In our last post, we wrapped up talking about how artificial intelligence can help agents perform better, and how that benefits your business. In this post, we’ll explore how AI can help create more effective supervisors and enhance the performance of agents through that enhanced supervision. And of course, that can translate to clear benefits for your business. As we’ll explore in this post and the rest of the series, next-gen AI has benefits that compound and amplify each other across your business units and functions. That’s part of why AI is such a transformative technology.
So, why should we care about supervisor effectiveness? The answer is simple: supervisors who can better understand what their agents do and say can be better coaches to those agents. And better coaching can lead to better performance. Now, let’s look at a few statistics to help frame our discussion more.
First, approximately 60% of enterprises saw an increase in interaction volumes across voice and email channels. That increases the pressure on supervisors, as this increase in customer interactions leads to busier agents. It may also mean increased staffing, with new agents requiring more training and intense supervision. As workloads increase, agent frustration can increase, and as we’ve explored in prior posts, agent attrition is both costly and difficult for you to manage. So we know that supervisors are under increased pressure to manage agents and help them deal with higher interaction volumes.
To add to that, 43% of IT decision makers indicate that improving employee development is a top priority. Now, why might this be the case? Employee development might not seem immediately like a solution to higher workloads, but it absolutely can be. How? Let’s see. First, employees who feel like they have fresh skills and the right tools in front of them may be less frustrated and better able to cope with higher interaction volumes. Next, agents who feel their supervisors are helpful and look out for them may be less likely to churn and may offer better service to customers.
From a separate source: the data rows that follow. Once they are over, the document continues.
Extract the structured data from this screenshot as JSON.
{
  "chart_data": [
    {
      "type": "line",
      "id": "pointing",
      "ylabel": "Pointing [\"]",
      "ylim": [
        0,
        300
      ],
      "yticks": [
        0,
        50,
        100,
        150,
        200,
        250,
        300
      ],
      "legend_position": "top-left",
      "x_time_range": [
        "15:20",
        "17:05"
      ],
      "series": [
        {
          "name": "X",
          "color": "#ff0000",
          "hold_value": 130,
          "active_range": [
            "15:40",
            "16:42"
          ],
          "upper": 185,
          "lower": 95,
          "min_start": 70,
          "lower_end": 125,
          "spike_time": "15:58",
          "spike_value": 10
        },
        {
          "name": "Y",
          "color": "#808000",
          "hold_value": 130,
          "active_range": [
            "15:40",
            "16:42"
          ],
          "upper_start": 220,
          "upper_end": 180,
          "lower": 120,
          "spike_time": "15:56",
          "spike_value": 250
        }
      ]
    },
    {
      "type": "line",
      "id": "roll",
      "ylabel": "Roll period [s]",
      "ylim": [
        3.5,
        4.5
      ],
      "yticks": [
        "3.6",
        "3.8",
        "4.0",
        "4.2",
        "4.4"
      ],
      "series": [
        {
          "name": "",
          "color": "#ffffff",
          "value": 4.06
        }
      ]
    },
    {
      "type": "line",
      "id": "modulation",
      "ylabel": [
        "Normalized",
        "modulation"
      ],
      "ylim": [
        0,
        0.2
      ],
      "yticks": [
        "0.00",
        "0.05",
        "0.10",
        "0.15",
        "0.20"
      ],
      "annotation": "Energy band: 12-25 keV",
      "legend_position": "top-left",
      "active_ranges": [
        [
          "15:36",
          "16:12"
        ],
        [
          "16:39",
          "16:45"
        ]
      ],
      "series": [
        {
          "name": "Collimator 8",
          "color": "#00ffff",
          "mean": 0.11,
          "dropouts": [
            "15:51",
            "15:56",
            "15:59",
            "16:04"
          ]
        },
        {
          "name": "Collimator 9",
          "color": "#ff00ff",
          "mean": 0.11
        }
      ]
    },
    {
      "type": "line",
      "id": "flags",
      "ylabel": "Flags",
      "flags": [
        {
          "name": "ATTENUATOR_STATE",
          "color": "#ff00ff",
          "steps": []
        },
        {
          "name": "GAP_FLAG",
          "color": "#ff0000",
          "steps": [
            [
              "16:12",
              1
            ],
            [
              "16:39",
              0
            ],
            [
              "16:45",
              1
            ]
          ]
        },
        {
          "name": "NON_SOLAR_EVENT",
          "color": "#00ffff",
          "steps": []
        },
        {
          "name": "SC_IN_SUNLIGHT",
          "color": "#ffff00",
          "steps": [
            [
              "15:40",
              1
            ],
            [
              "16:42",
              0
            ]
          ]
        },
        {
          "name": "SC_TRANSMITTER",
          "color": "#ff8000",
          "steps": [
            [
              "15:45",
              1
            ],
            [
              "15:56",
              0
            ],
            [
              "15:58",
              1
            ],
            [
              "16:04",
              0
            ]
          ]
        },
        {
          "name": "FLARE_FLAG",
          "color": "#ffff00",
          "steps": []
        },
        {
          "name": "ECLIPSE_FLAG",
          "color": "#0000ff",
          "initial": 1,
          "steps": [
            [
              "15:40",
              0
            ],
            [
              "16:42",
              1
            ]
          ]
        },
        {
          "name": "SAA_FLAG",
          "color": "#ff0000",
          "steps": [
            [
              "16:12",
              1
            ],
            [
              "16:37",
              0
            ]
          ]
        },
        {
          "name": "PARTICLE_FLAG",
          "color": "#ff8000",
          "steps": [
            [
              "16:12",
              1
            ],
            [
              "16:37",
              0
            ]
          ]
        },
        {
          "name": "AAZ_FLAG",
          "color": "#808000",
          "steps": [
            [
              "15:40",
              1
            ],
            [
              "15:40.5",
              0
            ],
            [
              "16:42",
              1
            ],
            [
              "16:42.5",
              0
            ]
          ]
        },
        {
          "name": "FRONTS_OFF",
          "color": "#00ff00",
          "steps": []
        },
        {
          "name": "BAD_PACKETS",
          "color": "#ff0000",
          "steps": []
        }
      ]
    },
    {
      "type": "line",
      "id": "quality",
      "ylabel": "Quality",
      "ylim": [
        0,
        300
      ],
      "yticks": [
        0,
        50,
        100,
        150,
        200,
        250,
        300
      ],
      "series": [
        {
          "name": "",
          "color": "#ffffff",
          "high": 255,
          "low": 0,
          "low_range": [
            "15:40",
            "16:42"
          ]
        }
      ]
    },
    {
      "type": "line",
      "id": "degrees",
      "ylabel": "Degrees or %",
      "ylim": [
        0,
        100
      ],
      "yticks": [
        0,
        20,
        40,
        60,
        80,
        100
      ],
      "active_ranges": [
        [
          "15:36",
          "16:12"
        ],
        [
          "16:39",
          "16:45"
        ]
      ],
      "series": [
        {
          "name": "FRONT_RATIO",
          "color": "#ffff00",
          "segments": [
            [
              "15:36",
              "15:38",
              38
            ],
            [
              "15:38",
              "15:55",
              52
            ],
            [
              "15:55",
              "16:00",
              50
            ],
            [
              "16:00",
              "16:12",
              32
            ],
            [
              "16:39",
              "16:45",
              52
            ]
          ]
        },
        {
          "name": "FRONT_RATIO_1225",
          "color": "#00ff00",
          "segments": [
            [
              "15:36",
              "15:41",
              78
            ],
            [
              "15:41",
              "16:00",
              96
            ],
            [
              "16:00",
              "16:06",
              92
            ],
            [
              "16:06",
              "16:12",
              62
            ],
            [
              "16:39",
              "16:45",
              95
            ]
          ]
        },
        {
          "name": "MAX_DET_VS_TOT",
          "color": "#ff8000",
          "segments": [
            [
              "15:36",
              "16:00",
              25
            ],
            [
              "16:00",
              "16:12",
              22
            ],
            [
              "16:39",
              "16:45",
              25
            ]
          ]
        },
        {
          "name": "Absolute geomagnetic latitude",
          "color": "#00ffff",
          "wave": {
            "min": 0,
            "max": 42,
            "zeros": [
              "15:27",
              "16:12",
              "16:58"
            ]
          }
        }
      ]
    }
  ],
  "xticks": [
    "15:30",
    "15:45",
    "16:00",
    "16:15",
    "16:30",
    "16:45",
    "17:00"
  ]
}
Finally, supervisors who feel like they can coach and support their agents without adding to their own workloads may be able to offer more empathetic, engaged coaching to their agents.
So, how does this all connect to generative AI? Next-gen artificial intelligence has numerous benefits that can help create more effective supervisors. First, with 100% transcription done in real time, supervisors have immediate insight into multiple calls at once. Rather than listening to audio, once we generate text we’re able to apply powerful tools to analyze these interactions at scale. What does that look like in practice? After all, a supervisor can’t read through call logs and identify problems without it taking up all their time. Well, the first solution we can explore is real-time scorecarding and alarms. For example, if an agent misses a required disclosure in a call, an AI powered scorecard can alert the agent that they missed something crucial. That can free up supervisors from having to worry about the consequences of those missed disclosures. And if an agent misses a disclosure a second time, a supervisor could get a real-time alarm and jump into the call, whisper into the agent’s ear, or send them a chat reminding them of their need to issue the disclosure. All of this, of course, requires the right CX platform to pull off seamlessly. So we know that AI can power better real-time insights and help supervisors be more effective by knowing what actions they need to take in the moment to ensure that the agent pool stays on track.
But what about after the call? How does this connect to better supervision and coaching overall? Well, AI can help identify high and low performing agents based on transcriptions and subsequent scorecarding. This of course paves the way for better quality monitoring. In fact, one Thrio customer went from being able to do QM on a small fraction of calls that took an FTE to accomplish to being able to analyze 100% of calls with far less work. So that quality monitoring can happen at scale, without requiring more resources. That’s a win.
Next, supervisors can use these same AI tools to capture insights from high performing agents and incorporate those into future training, in order to create more of the most successful agents. Improving cohort performance is another win that can result from deploying AI tools.
Finally, one speculative area that we’re eager to explore involves using AI tools to simulate interactions for trainees and existing agents. This might look like using AI to generate hard, complex, or previously-difficult interactions and letting agents get exposure to those via AI. That’s a future state that we’d be excited to see happen and help develop the technology to achieve. We mention this as an example of future areas where AI can transform all elements of the agent and supervisor experience.
In our next post, we’ll look at how AI can transform the work of business-unit leaders.